Watermark is also discrete with rent concessions. They represent a risk to economic occupancy, as they can build the number of residents in a community but erode the revenue generated by new move-ins.
Communities with occupancy rates in the high-80s and low-90s may feel pressure to continue offering concessions to new residents in order to boost occupancy.
Watermark’s policy is on a market-by-market basis, and the provider prefers to price its communities based on where it sits in relation to its intra-market competition, Schachter told SHN.
“Our preference is to do short-term concessions versus permanent. We may offer one month free, or waive part or all of an [entrance] fee,” he added.
Think long-term on wage pressures
Driving occupancy and setting competitive and profitable rates are just part of the NOI equation. Keeping expenses in check is also crucial, and an increasingly difficult challenge for senior housing. Labor typically accounts for about 60% of operating expenses, and providers are facing major workforce pressures at the moment.
The combination of a low unemployment rate and tight labor pools are the main drivers in the wage pressures senior housing operators currently face, and those pressures are not going away anytime soon.

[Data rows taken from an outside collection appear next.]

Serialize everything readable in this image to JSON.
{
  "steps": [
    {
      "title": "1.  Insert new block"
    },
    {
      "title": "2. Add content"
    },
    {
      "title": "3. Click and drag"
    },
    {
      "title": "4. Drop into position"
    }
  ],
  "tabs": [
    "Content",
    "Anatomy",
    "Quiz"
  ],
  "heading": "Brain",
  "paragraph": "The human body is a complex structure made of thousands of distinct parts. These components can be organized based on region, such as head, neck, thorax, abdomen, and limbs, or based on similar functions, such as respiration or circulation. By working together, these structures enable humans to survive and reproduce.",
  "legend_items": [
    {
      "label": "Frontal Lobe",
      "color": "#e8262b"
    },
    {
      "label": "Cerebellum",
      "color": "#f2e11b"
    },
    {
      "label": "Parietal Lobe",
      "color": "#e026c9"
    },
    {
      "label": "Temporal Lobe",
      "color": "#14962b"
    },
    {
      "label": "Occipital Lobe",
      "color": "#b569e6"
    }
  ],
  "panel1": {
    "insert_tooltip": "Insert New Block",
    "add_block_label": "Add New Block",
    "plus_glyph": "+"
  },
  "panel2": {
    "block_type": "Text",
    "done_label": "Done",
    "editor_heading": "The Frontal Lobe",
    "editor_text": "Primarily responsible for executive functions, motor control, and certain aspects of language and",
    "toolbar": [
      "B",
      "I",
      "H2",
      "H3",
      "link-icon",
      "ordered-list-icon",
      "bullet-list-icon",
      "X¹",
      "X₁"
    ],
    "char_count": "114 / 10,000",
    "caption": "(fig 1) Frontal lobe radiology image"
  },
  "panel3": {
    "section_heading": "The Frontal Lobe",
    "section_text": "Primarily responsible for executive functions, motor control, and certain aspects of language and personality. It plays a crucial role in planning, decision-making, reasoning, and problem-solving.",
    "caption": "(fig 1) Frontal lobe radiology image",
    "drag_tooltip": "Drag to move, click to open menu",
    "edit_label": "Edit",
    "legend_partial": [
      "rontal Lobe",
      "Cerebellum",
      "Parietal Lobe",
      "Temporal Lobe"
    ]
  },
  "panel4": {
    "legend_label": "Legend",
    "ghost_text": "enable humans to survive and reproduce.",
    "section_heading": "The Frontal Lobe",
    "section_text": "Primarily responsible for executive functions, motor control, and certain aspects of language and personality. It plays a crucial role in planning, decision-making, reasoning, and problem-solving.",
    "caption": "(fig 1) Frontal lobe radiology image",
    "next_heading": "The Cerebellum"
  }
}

The increase in expenses has outpaced many providers’ ability to raise rates, the State of Seniors Housing report notes, resulting in NOI erosion and margin pressure. Still, providers like Generations are circumspect about these expenses.
Operators should be proactive in setting the wages in its markets to compete for, and retain, talent, Gabriel believes.
Generations decided to set minimum wages at over $15 an hour in its West Coast communities, where the Fight for $15 movement is particularly strong and states are mandating minimum wages between $14 and $15 per hour. This resulted in a 10.4% short-term increase in salary expenses, but has long-term upside in employee retention and strengthening workplace culture, and Gabriel is confident this will translate to future NOI growth.
“It can be frustrating for existing residents to hear about [a new resident] who moves in who is paying less than someone who has lived there for a couple years.Generations LLC President Chip Gabriel
At Cherrywood Village, a 354-unit campus in Portland with a mix of independent living, assisted living and memory care, the money Generations spent on labor helped increase the campus’ census to 95% over the past two years. As a result, Generations has not spent money on advertising during that time and has been able to push rents for existing residents while capturing higher move-in rents for new tenants.
Maxwell Group/Senior Living Communities addressed the minimum wage issue by setting starting wages for new hires based on a wage banding system, which defines the market and internal value for each role. Starting wages are based on market information, followed by a wage increase after 90 days (typically around 35 cents per hour), and set hikes after one and two years of employment. After that, wages are capped.
As a result, Senior Living Communities wound up paying employees more while saving the provider money over time, President Ben Thompson said during SHN’s Summit in Washington, D.C. earlier this month.
“[Communities] with great teams in place and stronger programming can withstand the forces from labor pressures. It allows us to overcome the ‘shiny penny syndrome’ of new supply,” Schachter said.